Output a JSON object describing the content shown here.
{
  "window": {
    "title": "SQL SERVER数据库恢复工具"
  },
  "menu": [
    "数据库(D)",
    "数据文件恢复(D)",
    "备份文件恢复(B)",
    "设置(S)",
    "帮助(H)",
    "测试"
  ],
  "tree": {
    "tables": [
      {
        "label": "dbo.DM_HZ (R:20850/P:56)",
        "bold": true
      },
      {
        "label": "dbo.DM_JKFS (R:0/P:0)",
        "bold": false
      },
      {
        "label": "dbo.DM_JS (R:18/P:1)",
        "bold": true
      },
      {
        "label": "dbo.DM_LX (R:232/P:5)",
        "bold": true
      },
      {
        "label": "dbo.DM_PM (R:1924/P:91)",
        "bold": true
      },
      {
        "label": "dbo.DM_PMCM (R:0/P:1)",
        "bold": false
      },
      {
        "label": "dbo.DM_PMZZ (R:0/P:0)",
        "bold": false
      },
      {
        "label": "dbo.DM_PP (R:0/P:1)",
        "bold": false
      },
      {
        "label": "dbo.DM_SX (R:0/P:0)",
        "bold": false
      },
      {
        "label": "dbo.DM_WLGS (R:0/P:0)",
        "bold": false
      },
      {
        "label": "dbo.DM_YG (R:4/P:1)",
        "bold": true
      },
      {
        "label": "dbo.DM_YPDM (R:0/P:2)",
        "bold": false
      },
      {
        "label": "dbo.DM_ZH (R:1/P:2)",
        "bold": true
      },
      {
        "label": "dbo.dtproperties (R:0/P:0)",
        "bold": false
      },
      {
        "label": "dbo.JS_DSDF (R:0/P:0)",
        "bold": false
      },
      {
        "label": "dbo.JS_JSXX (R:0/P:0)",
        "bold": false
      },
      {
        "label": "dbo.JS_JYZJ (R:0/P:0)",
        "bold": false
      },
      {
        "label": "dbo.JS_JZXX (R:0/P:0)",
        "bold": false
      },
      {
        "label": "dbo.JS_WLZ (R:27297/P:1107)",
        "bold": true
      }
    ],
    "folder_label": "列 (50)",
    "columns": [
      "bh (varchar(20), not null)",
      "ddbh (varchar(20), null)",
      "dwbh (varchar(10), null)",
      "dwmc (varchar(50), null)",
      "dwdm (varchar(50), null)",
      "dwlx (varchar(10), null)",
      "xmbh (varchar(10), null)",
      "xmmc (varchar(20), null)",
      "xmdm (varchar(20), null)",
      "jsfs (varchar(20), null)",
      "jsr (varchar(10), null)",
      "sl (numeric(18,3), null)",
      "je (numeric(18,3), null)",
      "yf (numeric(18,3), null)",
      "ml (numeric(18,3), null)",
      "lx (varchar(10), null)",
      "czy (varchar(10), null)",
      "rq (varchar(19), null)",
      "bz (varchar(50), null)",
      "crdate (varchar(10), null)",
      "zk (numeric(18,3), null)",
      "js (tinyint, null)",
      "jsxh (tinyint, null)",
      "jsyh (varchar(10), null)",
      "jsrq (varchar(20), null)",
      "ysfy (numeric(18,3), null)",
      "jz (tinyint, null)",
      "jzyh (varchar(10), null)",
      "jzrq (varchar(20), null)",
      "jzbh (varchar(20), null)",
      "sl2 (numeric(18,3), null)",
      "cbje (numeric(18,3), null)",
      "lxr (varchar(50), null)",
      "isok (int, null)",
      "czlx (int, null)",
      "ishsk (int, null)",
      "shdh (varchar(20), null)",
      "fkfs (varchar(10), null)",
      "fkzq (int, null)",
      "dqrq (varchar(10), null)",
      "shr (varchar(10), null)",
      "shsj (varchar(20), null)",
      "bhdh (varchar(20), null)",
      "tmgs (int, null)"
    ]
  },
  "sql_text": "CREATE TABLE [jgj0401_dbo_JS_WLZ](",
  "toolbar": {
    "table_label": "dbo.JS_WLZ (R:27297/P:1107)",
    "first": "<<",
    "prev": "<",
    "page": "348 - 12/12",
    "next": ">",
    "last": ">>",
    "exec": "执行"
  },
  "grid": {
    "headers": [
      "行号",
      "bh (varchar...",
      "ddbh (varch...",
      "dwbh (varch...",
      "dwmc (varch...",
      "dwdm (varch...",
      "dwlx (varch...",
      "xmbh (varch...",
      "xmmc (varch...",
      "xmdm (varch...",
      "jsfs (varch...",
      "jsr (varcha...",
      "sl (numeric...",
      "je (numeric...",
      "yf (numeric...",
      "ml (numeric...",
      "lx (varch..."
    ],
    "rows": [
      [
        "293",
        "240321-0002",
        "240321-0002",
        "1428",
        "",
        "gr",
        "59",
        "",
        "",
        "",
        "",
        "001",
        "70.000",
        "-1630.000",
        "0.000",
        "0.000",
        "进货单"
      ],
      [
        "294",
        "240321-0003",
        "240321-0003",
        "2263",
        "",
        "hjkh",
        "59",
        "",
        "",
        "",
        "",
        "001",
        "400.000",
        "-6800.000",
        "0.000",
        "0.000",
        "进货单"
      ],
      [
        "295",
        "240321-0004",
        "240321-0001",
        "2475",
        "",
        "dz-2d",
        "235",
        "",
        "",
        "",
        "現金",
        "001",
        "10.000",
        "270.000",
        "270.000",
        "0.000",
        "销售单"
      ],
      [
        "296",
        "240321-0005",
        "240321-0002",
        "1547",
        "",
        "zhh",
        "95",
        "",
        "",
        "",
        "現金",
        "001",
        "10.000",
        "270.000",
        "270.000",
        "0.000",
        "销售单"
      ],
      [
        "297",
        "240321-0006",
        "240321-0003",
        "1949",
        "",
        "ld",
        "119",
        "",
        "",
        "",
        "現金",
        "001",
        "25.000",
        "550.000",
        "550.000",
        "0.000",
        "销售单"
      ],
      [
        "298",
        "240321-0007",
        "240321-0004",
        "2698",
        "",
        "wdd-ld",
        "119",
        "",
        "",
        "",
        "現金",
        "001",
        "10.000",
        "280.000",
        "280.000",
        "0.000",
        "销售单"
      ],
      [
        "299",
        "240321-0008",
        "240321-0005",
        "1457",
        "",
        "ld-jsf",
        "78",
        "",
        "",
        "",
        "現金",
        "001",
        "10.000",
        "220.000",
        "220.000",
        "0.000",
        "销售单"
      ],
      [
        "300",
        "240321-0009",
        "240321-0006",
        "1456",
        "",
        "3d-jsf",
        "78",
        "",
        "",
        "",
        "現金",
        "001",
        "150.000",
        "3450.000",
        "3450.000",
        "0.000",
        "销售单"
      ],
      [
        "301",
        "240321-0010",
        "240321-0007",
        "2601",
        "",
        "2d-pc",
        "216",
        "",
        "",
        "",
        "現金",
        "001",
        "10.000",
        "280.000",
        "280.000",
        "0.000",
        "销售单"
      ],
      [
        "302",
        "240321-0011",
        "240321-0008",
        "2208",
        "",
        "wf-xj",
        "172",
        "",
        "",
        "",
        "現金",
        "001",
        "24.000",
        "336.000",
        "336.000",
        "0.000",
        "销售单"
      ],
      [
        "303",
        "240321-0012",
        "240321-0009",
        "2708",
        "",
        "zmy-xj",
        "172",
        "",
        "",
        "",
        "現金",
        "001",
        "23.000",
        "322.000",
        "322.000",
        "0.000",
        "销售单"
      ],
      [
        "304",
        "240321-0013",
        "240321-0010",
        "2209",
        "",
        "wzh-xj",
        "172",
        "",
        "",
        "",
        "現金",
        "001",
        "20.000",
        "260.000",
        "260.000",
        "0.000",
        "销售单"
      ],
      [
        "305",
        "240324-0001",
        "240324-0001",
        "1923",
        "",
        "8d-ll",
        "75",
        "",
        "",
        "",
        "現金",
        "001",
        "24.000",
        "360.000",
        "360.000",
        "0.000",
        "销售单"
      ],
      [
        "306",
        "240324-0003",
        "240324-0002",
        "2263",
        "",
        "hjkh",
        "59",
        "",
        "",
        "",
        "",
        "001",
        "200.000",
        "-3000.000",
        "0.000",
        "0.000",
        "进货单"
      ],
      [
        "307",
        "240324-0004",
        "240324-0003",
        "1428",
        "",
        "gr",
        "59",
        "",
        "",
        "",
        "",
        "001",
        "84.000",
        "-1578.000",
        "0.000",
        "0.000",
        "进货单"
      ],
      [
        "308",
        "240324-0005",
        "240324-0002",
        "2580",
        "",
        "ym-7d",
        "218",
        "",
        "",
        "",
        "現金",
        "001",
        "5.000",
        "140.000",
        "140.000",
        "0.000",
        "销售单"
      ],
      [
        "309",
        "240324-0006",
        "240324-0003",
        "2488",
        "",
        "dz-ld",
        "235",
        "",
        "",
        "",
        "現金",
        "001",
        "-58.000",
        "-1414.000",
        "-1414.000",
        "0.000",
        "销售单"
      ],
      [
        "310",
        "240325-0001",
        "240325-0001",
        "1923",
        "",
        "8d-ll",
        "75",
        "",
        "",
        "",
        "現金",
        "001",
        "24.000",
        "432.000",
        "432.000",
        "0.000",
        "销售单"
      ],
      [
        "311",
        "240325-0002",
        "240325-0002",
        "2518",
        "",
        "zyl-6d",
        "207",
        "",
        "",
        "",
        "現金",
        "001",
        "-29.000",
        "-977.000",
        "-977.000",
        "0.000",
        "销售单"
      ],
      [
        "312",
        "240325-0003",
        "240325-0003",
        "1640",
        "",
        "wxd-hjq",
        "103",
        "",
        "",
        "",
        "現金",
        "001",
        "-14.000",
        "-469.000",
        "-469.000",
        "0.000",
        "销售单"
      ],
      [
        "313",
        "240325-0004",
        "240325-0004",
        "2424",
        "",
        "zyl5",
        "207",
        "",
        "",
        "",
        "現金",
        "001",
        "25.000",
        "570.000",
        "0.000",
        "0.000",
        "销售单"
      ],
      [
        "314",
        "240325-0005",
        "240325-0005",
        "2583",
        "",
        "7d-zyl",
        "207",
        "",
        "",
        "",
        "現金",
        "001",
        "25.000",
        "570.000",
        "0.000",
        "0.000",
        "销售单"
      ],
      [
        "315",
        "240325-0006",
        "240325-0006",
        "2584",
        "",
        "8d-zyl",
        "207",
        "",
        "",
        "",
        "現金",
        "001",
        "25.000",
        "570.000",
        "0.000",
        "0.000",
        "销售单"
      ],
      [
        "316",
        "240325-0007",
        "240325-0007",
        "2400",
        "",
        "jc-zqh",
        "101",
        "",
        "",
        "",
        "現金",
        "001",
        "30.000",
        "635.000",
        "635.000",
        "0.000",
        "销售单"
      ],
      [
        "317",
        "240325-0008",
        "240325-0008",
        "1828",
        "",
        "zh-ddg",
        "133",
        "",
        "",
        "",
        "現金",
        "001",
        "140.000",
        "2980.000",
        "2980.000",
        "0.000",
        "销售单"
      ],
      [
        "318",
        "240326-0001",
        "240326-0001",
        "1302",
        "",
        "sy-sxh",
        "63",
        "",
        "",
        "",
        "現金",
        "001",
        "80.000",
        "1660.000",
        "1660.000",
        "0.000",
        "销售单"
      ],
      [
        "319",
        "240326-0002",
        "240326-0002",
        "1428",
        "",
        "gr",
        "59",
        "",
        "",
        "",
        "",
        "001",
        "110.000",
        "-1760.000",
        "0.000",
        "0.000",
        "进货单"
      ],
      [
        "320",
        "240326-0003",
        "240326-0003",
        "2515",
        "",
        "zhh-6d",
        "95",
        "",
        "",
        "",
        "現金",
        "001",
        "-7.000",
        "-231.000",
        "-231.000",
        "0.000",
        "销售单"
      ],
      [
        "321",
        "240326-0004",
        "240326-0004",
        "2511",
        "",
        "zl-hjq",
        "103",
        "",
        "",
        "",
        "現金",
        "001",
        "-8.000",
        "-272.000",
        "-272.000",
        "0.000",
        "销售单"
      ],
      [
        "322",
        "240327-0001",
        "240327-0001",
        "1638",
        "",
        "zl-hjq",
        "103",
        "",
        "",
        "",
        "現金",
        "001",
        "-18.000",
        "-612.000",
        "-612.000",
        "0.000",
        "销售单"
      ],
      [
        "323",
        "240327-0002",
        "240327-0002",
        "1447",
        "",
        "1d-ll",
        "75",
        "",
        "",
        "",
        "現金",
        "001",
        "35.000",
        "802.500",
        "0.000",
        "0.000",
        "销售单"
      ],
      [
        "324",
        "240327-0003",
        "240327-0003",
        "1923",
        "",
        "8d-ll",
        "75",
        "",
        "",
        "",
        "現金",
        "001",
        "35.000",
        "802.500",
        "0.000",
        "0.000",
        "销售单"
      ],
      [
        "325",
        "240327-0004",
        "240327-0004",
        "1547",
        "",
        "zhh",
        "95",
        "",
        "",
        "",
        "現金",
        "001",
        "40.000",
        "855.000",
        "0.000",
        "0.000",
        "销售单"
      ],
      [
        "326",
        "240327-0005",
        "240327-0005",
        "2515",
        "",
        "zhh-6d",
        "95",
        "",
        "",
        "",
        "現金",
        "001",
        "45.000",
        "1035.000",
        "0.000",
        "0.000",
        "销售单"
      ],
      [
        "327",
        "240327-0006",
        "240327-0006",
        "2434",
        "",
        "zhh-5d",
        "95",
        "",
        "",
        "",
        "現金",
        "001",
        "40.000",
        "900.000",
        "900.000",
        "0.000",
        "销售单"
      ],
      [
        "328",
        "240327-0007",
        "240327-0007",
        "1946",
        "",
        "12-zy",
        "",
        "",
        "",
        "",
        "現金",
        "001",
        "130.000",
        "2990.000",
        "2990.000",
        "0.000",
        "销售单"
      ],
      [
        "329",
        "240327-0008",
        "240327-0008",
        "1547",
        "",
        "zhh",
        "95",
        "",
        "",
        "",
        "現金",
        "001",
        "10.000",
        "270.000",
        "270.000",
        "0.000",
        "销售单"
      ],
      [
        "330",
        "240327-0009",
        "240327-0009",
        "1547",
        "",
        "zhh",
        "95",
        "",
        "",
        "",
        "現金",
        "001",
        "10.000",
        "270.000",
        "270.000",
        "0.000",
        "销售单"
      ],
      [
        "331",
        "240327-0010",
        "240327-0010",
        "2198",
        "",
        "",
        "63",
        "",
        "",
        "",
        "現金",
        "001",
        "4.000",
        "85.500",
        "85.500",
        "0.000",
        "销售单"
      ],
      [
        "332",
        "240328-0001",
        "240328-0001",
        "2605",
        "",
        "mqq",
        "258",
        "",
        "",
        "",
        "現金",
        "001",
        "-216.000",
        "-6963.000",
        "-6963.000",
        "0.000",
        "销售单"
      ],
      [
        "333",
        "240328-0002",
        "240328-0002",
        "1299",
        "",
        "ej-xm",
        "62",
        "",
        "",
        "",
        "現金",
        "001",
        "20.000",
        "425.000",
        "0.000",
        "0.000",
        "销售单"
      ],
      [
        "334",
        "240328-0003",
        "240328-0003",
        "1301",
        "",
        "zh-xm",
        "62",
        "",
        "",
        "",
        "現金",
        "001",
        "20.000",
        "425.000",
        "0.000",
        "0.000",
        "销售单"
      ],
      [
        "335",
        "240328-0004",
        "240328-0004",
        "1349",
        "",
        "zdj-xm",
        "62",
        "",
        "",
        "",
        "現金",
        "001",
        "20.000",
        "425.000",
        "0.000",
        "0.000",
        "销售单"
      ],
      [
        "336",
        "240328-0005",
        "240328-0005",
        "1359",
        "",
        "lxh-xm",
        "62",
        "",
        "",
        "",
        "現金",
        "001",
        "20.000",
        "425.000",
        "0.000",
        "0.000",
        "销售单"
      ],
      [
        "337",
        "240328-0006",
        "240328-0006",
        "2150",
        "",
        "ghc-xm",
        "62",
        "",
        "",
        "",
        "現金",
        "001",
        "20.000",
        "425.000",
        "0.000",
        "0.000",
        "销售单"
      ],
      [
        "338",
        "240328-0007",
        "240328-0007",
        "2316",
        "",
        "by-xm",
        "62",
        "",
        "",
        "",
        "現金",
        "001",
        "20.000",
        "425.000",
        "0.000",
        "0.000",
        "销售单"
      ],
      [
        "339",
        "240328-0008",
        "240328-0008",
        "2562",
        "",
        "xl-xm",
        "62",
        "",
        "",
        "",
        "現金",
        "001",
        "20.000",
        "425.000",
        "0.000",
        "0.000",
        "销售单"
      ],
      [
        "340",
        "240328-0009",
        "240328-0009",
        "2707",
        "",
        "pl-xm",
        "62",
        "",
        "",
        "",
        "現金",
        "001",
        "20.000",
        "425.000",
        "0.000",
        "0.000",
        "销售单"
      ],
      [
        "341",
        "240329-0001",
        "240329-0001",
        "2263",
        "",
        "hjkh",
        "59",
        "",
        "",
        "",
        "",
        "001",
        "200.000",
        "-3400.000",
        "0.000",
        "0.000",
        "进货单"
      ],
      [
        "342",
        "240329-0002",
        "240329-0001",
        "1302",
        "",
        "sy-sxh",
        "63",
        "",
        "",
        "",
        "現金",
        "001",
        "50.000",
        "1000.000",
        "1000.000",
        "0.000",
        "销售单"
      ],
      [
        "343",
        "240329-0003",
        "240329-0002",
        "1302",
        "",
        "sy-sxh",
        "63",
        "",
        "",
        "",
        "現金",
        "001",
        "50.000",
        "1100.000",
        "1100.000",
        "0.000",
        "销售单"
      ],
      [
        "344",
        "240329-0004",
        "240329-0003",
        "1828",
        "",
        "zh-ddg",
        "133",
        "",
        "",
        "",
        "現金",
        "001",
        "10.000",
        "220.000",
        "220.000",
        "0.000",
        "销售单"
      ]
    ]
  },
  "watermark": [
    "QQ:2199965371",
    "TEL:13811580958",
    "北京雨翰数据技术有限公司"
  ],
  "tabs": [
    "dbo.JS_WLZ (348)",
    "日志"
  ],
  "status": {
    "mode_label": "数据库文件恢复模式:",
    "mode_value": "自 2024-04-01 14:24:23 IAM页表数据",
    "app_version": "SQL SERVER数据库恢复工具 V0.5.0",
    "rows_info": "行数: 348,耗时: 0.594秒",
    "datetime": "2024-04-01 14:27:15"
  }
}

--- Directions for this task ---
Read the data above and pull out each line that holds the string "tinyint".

--- Completed task ---
      "js (tinyint, null)",
      "jsxh (tinyint, null)",
      "jz (tinyint, null)",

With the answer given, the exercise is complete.